Top of THE DATA

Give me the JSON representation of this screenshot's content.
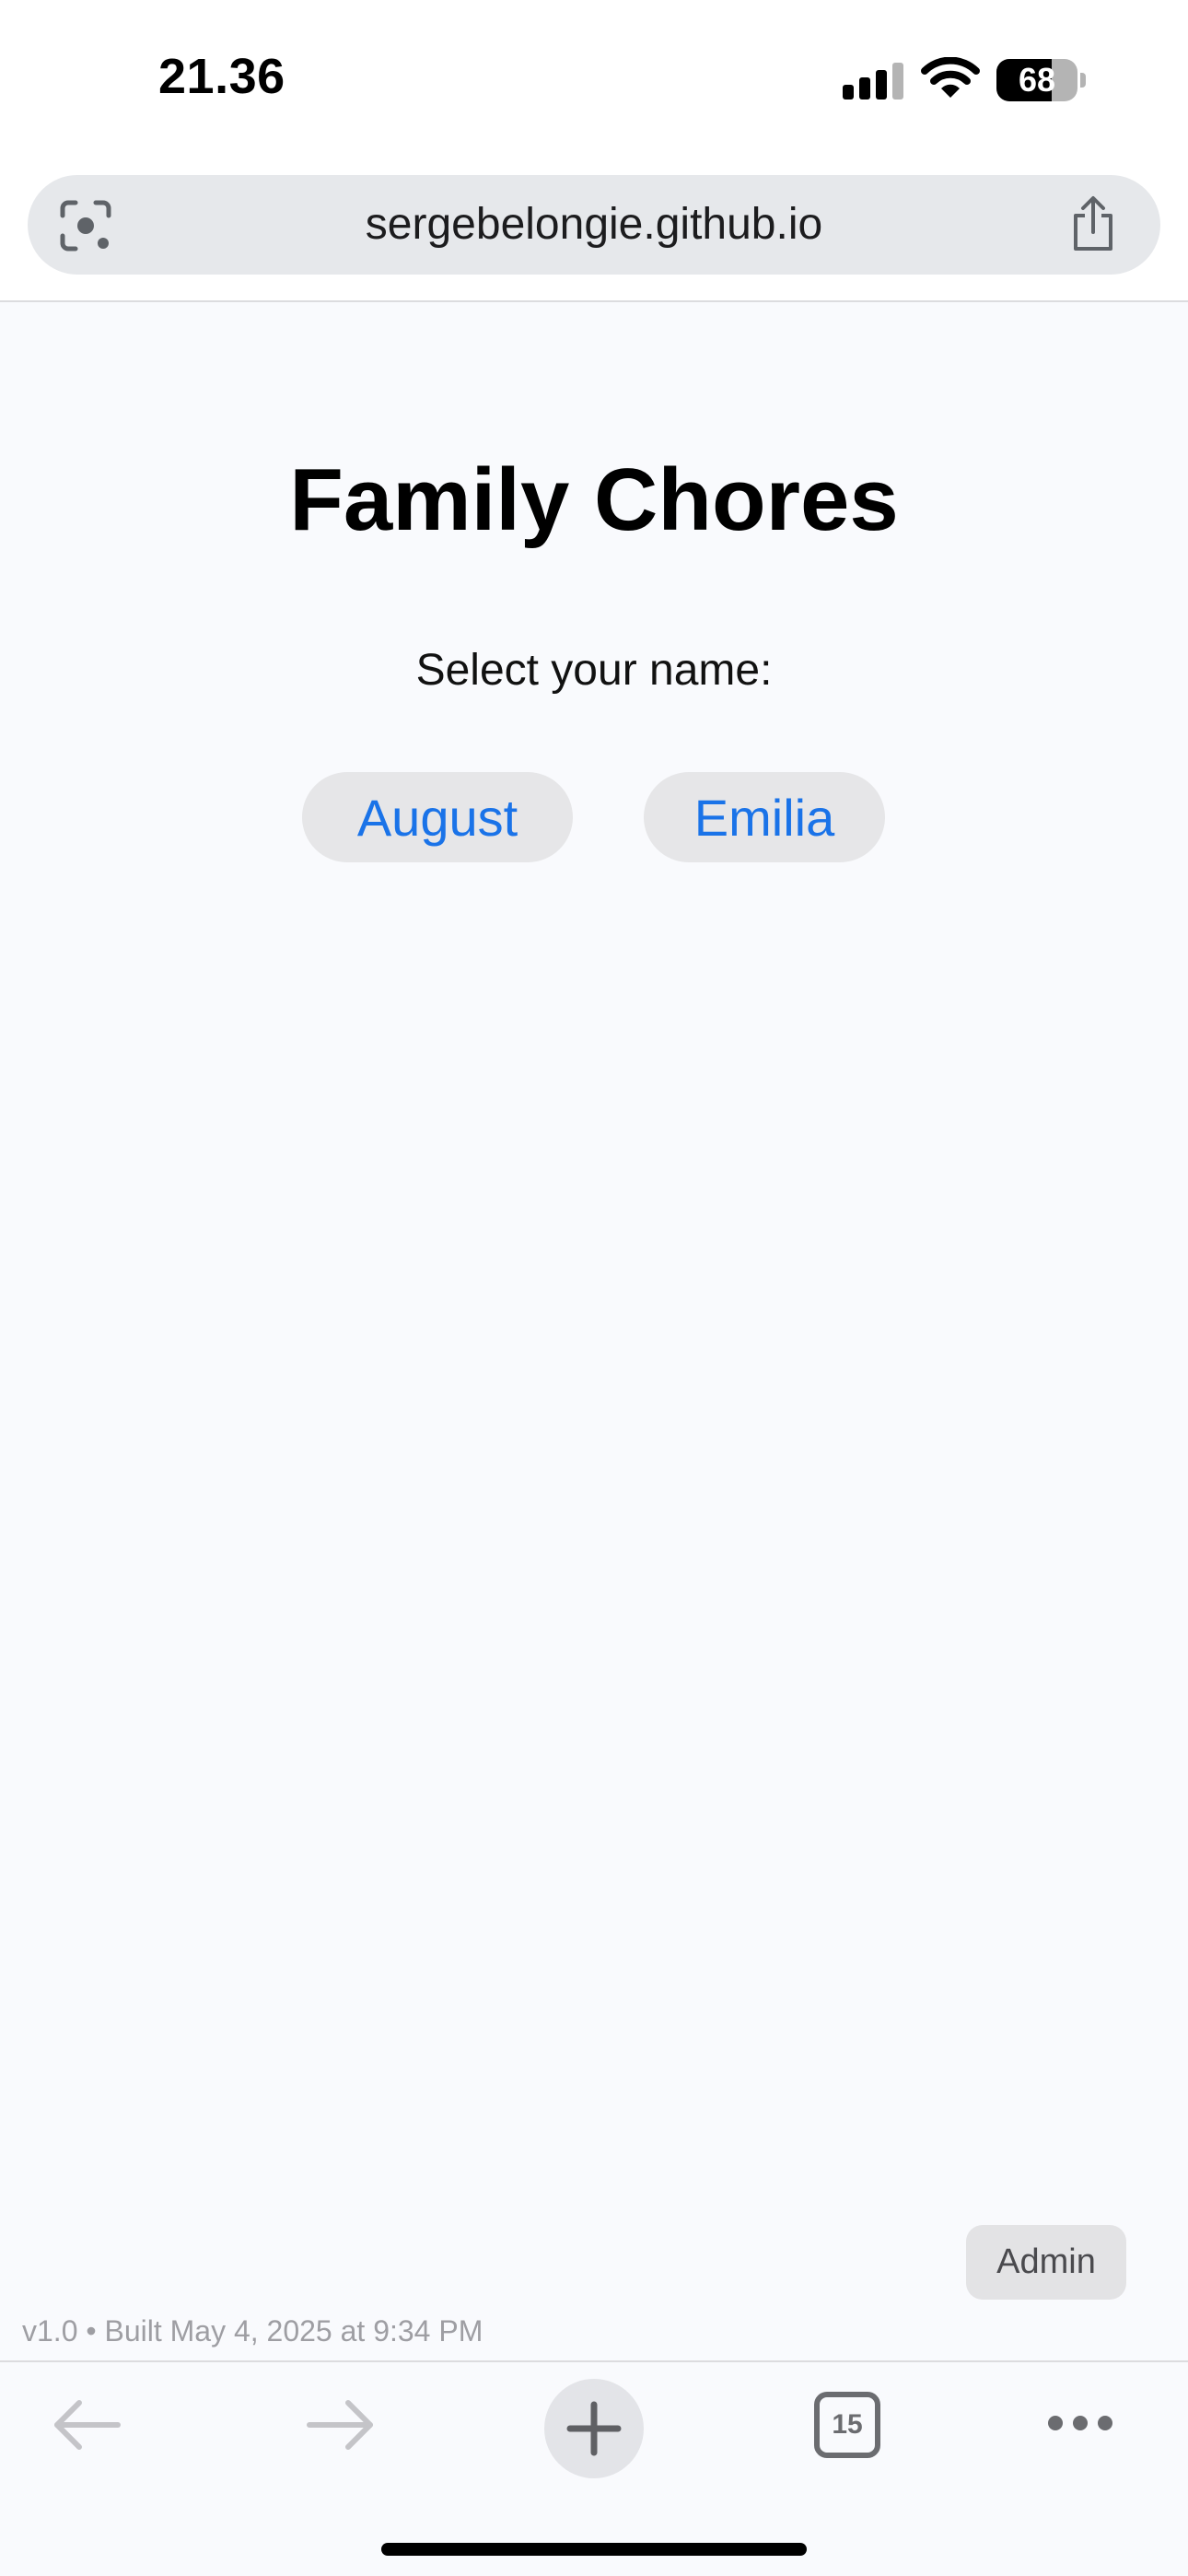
{
  "status_bar": {
    "time": "21.36",
    "battery_percent": 68,
    "battery_label": "68",
    "signal_icon": "cellular-signal-icon",
    "wifi_icon": "wifi-icon"
  },
  "browser": {
    "url": "sergebelongie.github.io",
    "left_icon": "visual-lookup-icon",
    "right_icon": "share-icon",
    "toolbar": {
      "back_icon": "back-arrow-icon",
      "forward_icon": "forward-arrow-icon",
      "new_tab_icon": "plus-icon",
      "tab_count": "15",
      "more_icon": "more-dots-icon"
    }
  },
  "page": {
    "title": "Family Chores",
    "prompt": "Select your name:",
    "names": [
      "August",
      "Emilia"
    ],
    "admin_label": "Admin",
    "version_text": "v1.0 • Built May 4, 2025 at 9:34 PM"
  },
  "colors": {
    "link_blue": "#1a73e8",
    "page_background": "#f9fafd",
    "button_background": "#e6e6e8"
  }
}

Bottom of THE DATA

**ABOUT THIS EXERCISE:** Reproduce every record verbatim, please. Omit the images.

**TASK RESULT:**
Give me the JSON representation of this screenshot's content.
{
  "status_bar": {
    "time": "21.36",
    "battery_percent": 68,
    "battery_label": "68",
    "signal_icon": "cellular-signal-icon",
    "wifi_icon": "wifi-icon"
  },
  "browser": {
    "url": "sergebelongie.github.io",
    "left_icon": "visual-lookup-icon",
    "right_icon": "share-icon",
    "toolbar": {
      "back_icon": "back-arrow-icon",
      "forward_icon": "forward-arrow-icon",
      "new_tab_icon": "plus-icon",
      "tab_count": "15",
      "more_icon": "more-dots-icon"
    }
  },
  "page": {
    "title": "Family Chores",
    "prompt": "Select your name:",
    "names": [
      "August",
      "Emilia"
    ],
    "admin_label": "Admin",
    "version_text": "v1.0 • Built May 4, 2025 at 9:34 PM"
  },
  "colors": {
    "link_blue": "#1a73e8",
    "page_background": "#f9fafd",
    "button_background": "#e6e6e8"
  }
}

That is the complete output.